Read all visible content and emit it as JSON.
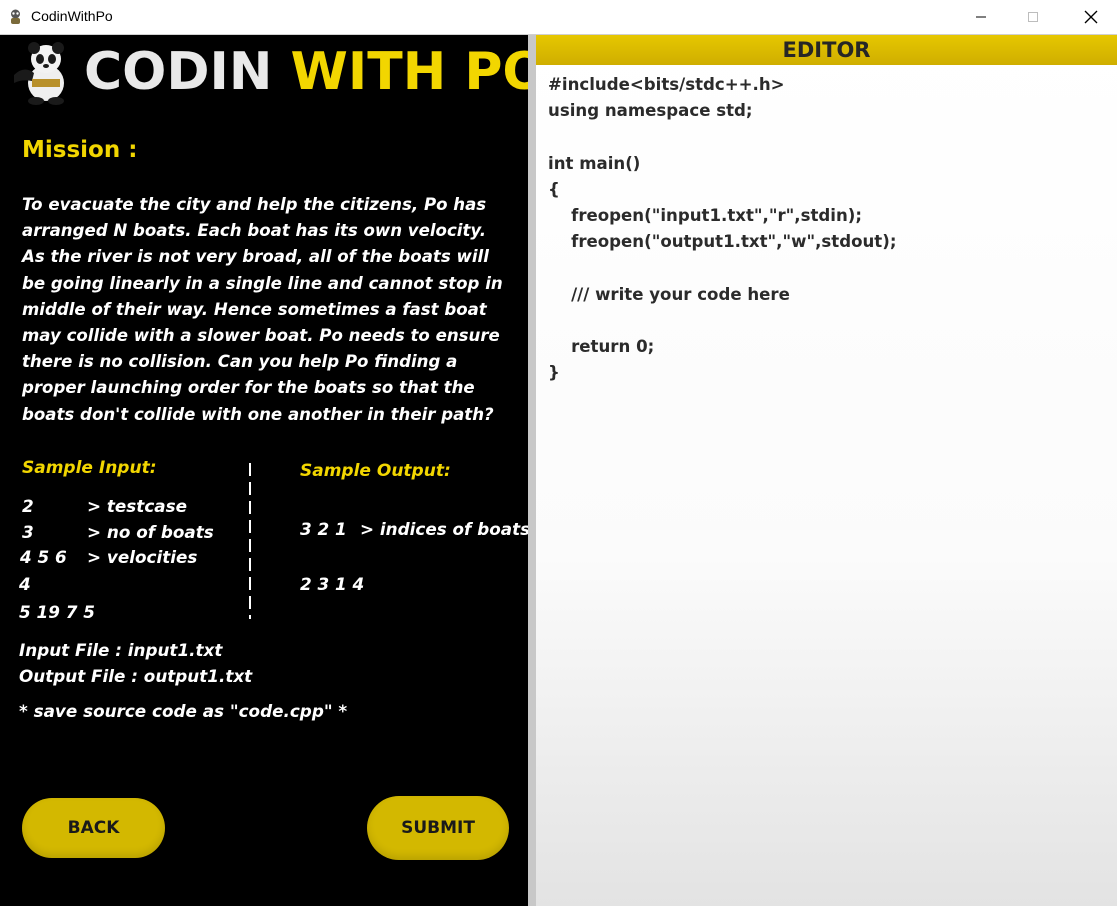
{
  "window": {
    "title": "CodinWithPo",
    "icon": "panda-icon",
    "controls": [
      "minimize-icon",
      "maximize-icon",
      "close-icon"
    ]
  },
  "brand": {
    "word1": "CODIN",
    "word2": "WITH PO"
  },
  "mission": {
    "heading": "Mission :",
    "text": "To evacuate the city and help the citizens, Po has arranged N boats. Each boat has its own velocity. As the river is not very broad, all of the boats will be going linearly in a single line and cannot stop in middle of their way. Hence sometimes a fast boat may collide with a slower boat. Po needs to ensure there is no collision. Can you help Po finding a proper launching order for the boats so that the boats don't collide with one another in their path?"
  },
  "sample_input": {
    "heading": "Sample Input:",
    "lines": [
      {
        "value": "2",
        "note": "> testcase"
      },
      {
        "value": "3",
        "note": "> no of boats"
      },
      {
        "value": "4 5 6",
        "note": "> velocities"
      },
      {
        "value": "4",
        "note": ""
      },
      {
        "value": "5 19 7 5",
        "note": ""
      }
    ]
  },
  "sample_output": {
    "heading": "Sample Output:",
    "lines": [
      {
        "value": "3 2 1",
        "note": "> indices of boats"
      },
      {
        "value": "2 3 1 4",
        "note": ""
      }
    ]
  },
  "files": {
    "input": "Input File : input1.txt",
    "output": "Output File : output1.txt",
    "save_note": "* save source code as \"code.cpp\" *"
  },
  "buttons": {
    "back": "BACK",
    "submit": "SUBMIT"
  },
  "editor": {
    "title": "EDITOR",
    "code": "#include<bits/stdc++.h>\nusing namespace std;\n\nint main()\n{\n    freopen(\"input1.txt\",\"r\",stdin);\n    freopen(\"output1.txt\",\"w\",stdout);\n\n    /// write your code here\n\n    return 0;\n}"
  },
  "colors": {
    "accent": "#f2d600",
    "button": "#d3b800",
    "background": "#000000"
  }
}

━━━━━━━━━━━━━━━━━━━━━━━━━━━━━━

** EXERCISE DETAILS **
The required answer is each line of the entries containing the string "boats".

** RESULT BELOW **
    "text": "To evacuate the city and help the citizens, Po has arranged N boats. Each boat has its own velocity. As the river is not very broad, all of the boats will be going linearly in a single line and cannot stop in middle of their way. Hence sometimes a fast boat may collide with a slower boat. Po needs to ensure there is no collision. Can you help Po finding a proper launching order for the boats so that the boats don't collide with one another in their path?"
        "note": "> no of boats"
        "note": "> indices of boats"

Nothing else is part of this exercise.